Material for this exercise:
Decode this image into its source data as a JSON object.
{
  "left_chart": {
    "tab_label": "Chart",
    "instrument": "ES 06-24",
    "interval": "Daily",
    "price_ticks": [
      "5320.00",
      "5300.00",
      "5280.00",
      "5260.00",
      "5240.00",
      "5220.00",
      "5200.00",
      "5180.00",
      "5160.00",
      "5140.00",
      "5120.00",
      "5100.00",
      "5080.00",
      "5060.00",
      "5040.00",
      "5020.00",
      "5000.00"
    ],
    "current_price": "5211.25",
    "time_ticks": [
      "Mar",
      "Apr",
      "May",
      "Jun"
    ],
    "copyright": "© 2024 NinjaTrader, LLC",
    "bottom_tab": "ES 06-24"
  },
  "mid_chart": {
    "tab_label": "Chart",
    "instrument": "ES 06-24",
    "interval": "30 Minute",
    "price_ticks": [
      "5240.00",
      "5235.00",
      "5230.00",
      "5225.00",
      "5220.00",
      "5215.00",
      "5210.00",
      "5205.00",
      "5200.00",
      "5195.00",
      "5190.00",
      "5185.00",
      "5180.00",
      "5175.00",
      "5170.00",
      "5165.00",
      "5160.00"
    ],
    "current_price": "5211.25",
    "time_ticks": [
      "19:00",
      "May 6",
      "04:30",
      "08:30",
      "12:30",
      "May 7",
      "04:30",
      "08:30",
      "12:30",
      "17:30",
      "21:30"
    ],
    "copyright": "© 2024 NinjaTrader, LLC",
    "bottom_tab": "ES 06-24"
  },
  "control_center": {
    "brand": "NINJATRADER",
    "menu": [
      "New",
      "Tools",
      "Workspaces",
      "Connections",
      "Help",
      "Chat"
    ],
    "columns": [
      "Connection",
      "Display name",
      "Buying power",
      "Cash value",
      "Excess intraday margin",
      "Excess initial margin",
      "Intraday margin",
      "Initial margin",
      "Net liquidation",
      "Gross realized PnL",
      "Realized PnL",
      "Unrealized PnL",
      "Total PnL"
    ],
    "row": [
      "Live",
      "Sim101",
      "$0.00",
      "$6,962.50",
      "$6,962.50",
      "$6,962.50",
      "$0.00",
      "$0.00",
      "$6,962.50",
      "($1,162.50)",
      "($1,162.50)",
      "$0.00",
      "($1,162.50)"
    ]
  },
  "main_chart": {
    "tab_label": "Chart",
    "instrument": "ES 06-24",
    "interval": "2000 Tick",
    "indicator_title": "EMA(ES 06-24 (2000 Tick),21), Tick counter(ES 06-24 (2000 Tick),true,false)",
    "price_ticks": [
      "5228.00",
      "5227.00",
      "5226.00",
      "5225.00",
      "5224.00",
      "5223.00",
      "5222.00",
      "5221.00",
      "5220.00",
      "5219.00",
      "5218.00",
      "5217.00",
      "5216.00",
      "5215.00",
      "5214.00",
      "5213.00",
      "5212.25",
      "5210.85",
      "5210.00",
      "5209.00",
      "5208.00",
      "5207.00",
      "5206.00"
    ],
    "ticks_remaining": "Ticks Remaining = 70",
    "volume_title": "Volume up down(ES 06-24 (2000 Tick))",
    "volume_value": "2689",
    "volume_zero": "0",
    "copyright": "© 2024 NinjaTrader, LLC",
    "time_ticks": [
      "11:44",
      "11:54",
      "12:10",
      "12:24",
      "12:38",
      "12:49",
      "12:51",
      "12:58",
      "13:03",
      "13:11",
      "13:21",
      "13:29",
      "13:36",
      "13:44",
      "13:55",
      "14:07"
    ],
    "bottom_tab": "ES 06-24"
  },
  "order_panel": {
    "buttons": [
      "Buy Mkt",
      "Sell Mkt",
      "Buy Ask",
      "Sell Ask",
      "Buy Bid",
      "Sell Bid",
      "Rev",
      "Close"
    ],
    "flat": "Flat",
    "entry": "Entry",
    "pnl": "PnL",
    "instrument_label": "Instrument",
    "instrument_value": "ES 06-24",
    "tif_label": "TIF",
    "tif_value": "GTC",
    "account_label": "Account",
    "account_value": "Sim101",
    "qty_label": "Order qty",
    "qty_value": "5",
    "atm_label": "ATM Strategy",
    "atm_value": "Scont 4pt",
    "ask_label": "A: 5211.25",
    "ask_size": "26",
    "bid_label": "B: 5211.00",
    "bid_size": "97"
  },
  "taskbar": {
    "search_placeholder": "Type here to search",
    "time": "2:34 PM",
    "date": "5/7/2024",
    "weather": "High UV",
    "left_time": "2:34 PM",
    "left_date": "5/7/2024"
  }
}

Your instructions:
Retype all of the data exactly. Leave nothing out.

Solution:
Decode this image into its source data as a JSON object.
{
  "left_chart": {
    "tab_label": "Chart",
    "instrument": "ES 06-24",
    "interval": "Daily",
    "price_ticks": [
      "5320.00",
      "5300.00",
      "5280.00",
      "5260.00",
      "5240.00",
      "5220.00",
      "5200.00",
      "5180.00",
      "5160.00",
      "5140.00",
      "5120.00",
      "5100.00",
      "5080.00",
      "5060.00",
      "5040.00",
      "5020.00",
      "5000.00"
    ],
    "current_price": "5211.25",
    "time_ticks": [
      "Mar",
      "Apr",
      "May",
      "Jun"
    ],
    "copyright": "© 2024 NinjaTrader, LLC",
    "bottom_tab": "ES 06-24"
  },
  "mid_chart": {
    "tab_label": "Chart",
    "instrument": "ES 06-24",
    "interval": "30 Minute",
    "price_ticks": [
      "5240.00",
      "5235.00",
      "5230.00",
      "5225.00",
      "5220.00",
      "5215.00",
      "5210.00",
      "5205.00",
      "5200.00",
      "5195.00",
      "5190.00",
      "5185.00",
      "5180.00",
      "5175.00",
      "5170.00",
      "5165.00",
      "5160.00"
    ],
    "current_price": "5211.25",
    "time_ticks": [
      "19:00",
      "May 6",
      "04:30",
      "08:30",
      "12:30",
      "May 7",
      "04:30",
      "08:30",
      "12:30",
      "17:30",
      "21:30"
    ],
    "copyright": "© 2024 NinjaTrader, LLC",
    "bottom_tab": "ES 06-24"
  },
  "control_center": {
    "brand": "NINJATRADER",
    "menu": [
      "New",
      "Tools",
      "Workspaces",
      "Connections",
      "Help",
      "Chat"
    ],
    "columns": [
      "Connection",
      "Display name",
      "Buying power",
      "Cash value",
      "Excess intraday margin",
      "Excess initial margin",
      "Intraday margin",
      "Initial margin",
      "Net liquidation",
      "Gross realized PnL",
      "Realized PnL",
      "Unrealized PnL",
      "Total PnL"
    ],
    "row": [
      "Live",
      "Sim101",
      "$0.00",
      "$6,962.50",
      "$6,962.50",
      "$6,962.50",
      "$0.00",
      "$0.00",
      "$6,962.50",
      "($1,162.50)",
      "($1,162.50)",
      "$0.00",
      "($1,162.50)"
    ]
  },
  "main_chart": {
    "tab_label": "Chart",
    "instrument": "ES 06-24",
    "interval": "2000 Tick",
    "indicator_title": "EMA(ES 06-24 (2000 Tick),21), Tick counter(ES 06-24 (2000 Tick),true,false)",
    "price_ticks": [
      "5228.00",
      "5227.00",
      "5226.00",
      "5225.00",
      "5224.00",
      "5223.00",
      "5222.00",
      "5221.00",
      "5220.00",
      "5219.00",
      "5218.00",
      "5217.00",
      "5216.00",
      "5215.00",
      "5214.00",
      "5213.00",
      "5212.25",
      "5210.85",
      "5210.00",
      "5209.00",
      "5208.00",
      "5207.00",
      "5206.00"
    ],
    "ticks_remaining": "Ticks Remaining = 70",
    "volume_title": "Volume up down(ES 06-24 (2000 Tick))",
    "volume_value": "2689",
    "volume_zero": "0",
    "copyright": "© 2024 NinjaTrader, LLC",
    "time_ticks": [
      "11:44",
      "11:54",
      "12:10",
      "12:24",
      "12:38",
      "12:49",
      "12:51",
      "12:58",
      "13:03",
      "13:11",
      "13:21",
      "13:29",
      "13:36",
      "13:44",
      "13:55",
      "14:07"
    ],
    "bottom_tab": "ES 06-24"
  },
  "order_panel": {
    "buttons": [
      "Buy Mkt",
      "Sell Mkt",
      "Buy Ask",
      "Sell Ask",
      "Buy Bid",
      "Sell Bid",
      "Rev",
      "Close"
    ],
    "flat": "Flat",
    "entry": "Entry",
    "pnl": "PnL",
    "instrument_label": "Instrument",
    "instrument_value": "ES 06-24",
    "tif_label": "TIF",
    "tif_value": "GTC",
    "account_label": "Account",
    "account_value": "Sim101",
    "qty_label": "Order qty",
    "qty_value": "5",
    "atm_label": "ATM Strategy",
    "atm_value": "Scont 4pt",
    "ask_label": "A: 5211.25",
    "ask_size": "26",
    "bid_label": "B: 5211.00",
    "bid_size": "97"
  },
  "taskbar": {
    "search_placeholder": "Type here to search",
    "time": "2:34 PM",
    "date": "5/7/2024",
    "weather": "High UV",
    "left_time": "2:34 PM",
    "left_date": "5/7/2024"
  }
}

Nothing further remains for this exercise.